The authors thank Sigurd Hermansen and Kerry Grace Morrissey from Westat (Rockville, Maryland) for study outcomes ascertainment and management and Leslie Carroll at Information Management Services, Inc. (Silver Spring, Maryland) for data support and analysis. Cancer incidence data from the Atlanta metropolitan area were collected by the Georgia Center for Cancer Statistics, Department of Epidemiology, Rollins School of Public Health, Emory University (Atlanta, Georgia). Cancer incidence data from California were collected by the Cancer Surveillance Section, California Department of Health Services (Berkeley, California). Cancer incidence data from the Detroit metropolitan area were collected by the Michigan Cancer Surveillance Program, Michigan Department of Community Health (Lansing, Michigan). The Florida cancer incidence data used in this report were collected by the Florida Cancer Data System maintained by the Miller School of Medicine, University of Miami (Miami, Florida), under contract to the Department of Health.

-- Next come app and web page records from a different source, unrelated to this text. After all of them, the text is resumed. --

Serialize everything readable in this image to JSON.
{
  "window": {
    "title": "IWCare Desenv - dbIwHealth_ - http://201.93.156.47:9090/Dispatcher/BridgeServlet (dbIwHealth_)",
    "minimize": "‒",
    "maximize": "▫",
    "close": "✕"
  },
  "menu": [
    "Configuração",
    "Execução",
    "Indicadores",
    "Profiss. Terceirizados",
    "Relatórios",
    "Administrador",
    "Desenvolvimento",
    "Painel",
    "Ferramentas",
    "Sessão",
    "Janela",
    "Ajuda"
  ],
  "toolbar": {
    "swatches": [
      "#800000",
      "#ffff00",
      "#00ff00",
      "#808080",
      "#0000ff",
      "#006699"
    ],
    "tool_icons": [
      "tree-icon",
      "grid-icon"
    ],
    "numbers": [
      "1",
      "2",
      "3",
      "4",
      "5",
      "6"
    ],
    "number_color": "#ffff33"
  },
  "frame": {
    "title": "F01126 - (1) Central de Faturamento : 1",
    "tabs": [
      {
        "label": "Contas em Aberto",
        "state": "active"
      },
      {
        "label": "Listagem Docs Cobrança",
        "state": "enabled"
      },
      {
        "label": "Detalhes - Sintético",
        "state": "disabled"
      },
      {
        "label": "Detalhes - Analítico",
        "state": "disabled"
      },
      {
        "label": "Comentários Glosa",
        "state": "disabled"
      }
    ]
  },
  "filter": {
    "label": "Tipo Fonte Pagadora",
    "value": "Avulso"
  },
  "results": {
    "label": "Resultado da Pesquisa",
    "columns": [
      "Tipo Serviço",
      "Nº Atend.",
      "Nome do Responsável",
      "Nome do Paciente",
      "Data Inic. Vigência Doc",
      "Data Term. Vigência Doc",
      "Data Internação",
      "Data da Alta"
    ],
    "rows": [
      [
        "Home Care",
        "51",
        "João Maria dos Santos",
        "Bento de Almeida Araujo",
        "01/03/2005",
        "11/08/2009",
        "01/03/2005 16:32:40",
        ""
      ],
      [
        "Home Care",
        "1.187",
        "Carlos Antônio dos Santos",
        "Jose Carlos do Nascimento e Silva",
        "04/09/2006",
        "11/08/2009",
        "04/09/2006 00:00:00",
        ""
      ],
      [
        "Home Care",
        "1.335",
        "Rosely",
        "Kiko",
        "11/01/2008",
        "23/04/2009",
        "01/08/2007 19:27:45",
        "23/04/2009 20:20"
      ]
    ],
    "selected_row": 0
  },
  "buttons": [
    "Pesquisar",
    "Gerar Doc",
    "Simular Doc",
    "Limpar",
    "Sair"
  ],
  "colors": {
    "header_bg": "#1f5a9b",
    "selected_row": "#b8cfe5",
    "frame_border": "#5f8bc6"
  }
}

Cancer incidence data from Louisiana were collected by the Louisiana Tumor Registry, Louisiana State University Medical Center (New Orleans, Louisiana). Cancer incidence data from New Jersey were collected by the New Jersey State Cancer Registry, Cancer Epidemiology Services, New Jersey Department of Health and Senior Services (Trenton, New Jersey). Cancer incidence data from North Carolina were collected by the North Carolina Central Cancer Registry (Raleigh, North Carolina). Cancer incidence data from Pennsylvania were supplied by the Division of Health Statistics and Research, Pennsylvania Department of Health (Harrisburg, Pennsylvania). Cancer incidence data from Arizona were collected by the Arizona Cancer Registry, Division of Public Health Services, Arizona Department of Health Services (Phoenix, Arizona). Cancer incidence data from Texas were collected by the Texas Cancer Registry, Cancer Epidemiology and Surveillance Branch, Texas Department of State Health Services (Austin, Texas). Cancer incidence data from Nevada were collected by the Nevada Central Cancer Registry, Center for Health Data and Research, Bureau of Health Statistics, Planning, and Emergency Response, Nevada State Health Division, Nevada Department of Health and Human Services (Las Vegas, Nevada).

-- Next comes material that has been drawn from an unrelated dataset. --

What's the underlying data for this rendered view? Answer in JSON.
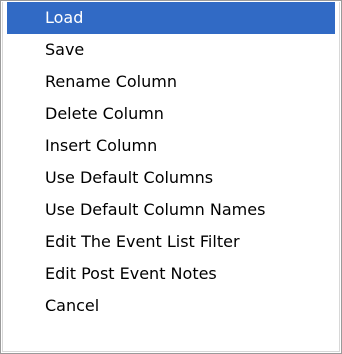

The views expressed herein are solely those of the authors and do not necessarily reflect those of the contractor or Florida Department of Health. The Pennsylvania Department of Health specifically disclaims responsibility for any analyses, interpretations, or conclusions.
Conflict of interest: none declared.